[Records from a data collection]

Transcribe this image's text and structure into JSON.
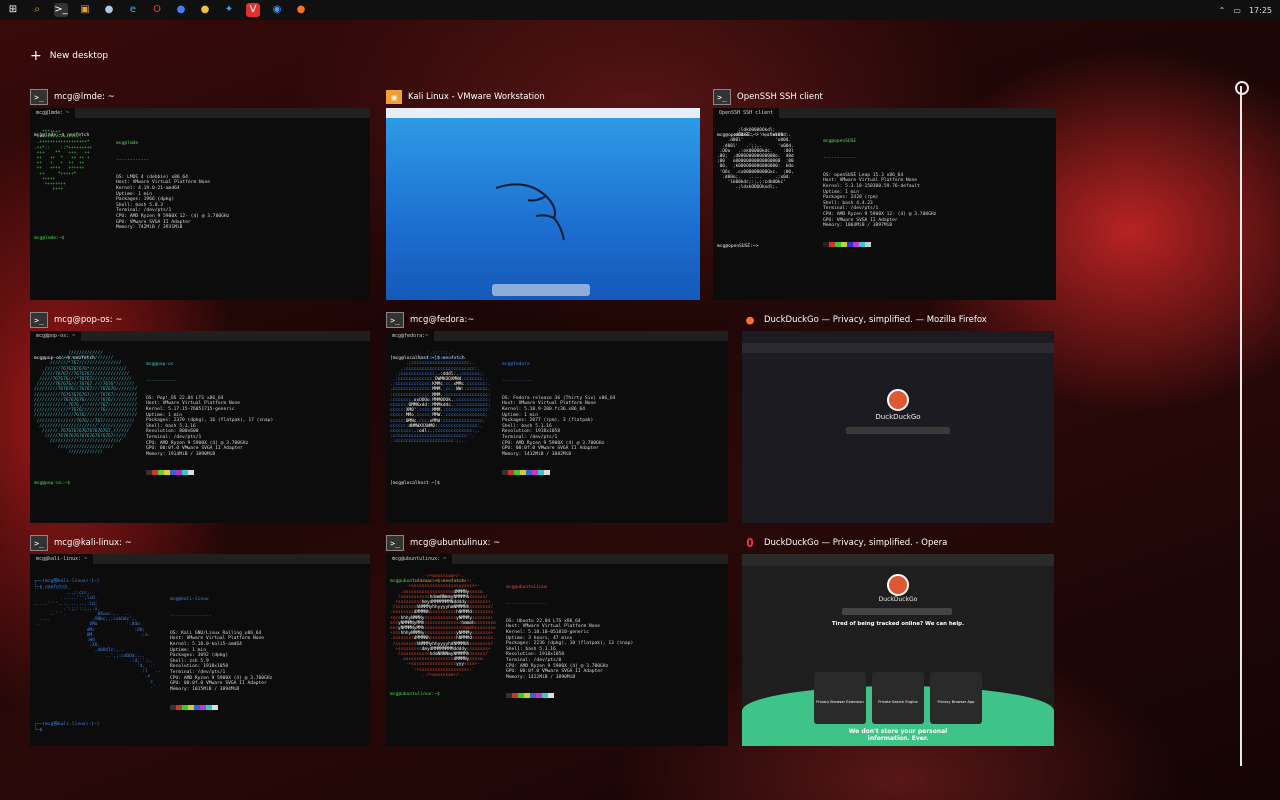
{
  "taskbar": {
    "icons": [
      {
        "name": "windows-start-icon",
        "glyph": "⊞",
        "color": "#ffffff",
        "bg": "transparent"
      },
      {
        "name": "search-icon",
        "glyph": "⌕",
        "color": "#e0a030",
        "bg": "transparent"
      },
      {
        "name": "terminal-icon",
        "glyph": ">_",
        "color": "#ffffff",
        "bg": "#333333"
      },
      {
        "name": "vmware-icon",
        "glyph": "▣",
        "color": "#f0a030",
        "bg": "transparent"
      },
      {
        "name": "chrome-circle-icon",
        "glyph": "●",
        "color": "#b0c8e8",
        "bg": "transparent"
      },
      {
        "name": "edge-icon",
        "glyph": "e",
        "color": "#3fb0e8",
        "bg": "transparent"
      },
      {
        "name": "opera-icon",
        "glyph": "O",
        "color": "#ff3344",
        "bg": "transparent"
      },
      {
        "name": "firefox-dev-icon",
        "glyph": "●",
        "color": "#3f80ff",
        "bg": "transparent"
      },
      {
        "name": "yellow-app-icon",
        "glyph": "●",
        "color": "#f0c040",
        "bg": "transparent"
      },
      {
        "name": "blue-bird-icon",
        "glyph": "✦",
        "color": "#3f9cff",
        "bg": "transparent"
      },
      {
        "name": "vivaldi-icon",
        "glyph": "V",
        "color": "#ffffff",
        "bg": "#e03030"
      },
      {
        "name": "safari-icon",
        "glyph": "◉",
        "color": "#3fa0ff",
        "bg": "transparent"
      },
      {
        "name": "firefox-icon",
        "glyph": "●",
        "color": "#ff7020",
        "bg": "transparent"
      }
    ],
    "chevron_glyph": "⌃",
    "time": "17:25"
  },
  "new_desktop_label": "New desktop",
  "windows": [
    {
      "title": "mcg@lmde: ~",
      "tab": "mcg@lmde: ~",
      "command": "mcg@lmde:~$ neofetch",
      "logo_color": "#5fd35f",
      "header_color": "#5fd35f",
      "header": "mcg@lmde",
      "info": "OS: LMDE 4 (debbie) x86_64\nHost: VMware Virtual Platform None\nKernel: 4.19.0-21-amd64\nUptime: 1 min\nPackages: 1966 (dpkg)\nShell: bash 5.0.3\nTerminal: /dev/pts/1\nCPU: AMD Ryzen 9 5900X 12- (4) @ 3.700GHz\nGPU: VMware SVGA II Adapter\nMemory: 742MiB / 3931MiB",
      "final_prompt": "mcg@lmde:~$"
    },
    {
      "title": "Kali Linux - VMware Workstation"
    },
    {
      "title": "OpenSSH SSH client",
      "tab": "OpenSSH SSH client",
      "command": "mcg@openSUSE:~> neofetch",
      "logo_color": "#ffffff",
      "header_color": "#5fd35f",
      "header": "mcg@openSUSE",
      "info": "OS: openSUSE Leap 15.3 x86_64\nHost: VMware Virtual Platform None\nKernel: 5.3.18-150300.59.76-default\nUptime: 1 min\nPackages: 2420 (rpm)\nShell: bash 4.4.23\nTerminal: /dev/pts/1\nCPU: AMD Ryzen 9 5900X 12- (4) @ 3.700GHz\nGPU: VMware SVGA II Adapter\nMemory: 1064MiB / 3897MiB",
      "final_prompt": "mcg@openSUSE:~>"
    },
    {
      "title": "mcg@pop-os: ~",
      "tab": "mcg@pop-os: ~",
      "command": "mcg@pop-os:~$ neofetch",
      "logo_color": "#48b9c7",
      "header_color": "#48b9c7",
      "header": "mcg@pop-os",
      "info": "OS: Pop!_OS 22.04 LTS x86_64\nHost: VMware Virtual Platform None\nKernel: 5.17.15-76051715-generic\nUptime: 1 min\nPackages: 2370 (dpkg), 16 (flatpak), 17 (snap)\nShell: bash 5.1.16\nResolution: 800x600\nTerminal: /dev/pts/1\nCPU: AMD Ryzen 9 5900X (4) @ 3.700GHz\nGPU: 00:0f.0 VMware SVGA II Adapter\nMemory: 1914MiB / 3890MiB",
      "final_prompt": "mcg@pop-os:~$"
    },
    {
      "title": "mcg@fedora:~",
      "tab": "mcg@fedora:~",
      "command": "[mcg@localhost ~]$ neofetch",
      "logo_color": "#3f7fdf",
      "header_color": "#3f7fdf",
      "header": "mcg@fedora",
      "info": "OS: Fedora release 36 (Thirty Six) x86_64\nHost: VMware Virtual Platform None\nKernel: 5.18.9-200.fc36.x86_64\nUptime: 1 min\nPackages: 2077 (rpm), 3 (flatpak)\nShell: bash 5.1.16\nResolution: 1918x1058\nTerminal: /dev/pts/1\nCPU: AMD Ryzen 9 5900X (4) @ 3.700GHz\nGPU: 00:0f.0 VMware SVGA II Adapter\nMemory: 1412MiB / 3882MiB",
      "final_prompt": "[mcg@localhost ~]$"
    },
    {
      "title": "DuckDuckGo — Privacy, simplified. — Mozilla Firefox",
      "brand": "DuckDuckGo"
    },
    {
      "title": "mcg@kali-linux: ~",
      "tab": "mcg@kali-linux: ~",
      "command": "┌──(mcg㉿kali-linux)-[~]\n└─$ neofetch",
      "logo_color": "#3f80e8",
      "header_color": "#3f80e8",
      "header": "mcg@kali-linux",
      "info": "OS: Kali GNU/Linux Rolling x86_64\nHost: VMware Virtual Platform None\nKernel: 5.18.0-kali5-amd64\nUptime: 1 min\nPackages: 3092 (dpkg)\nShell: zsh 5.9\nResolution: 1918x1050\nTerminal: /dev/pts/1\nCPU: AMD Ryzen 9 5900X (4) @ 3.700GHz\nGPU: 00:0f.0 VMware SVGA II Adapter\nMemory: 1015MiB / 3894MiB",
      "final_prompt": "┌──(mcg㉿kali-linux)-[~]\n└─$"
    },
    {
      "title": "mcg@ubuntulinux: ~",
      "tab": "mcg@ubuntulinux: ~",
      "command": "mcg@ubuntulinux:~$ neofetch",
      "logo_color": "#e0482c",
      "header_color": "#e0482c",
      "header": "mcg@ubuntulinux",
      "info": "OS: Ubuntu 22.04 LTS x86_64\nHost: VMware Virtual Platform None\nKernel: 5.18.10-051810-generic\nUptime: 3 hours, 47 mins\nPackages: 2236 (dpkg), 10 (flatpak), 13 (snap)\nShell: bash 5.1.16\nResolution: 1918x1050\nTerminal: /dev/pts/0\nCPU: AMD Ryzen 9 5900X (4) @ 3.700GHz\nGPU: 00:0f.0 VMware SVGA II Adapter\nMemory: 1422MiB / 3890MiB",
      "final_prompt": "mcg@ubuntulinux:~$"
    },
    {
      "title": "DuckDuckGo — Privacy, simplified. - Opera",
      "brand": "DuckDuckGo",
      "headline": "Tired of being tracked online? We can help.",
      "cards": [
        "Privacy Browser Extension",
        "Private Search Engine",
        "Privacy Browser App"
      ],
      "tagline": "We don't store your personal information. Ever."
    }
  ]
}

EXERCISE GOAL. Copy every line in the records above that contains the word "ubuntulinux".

RESPONSE.
      "title": "mcg@ubuntulinux: ~",
      "tab": "mcg@ubuntulinux: ~",
      "command": "mcg@ubuntulinux:~$ neofetch",
      "header": "mcg@ubuntulinux",
      "final_prompt": "mcg@ubuntulinux:~$"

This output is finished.